* _EXERCISE BRIEF_
The answer should be each line from the entries below that has the word "каналы" in it.

* _DATA TO PROCESS_
####

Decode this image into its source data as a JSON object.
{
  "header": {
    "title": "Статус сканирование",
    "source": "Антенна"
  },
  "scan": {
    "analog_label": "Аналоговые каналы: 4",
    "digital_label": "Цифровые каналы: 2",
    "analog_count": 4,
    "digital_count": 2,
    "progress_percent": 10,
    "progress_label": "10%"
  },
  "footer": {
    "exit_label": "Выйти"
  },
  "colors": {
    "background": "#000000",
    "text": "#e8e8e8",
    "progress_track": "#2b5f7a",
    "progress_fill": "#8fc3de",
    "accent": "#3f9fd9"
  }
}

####

* _WRITTEN ANSWER_
    "analog_label": "Аналоговые каналы: 4",
    "digital_label": "Цифровые каналы: 2",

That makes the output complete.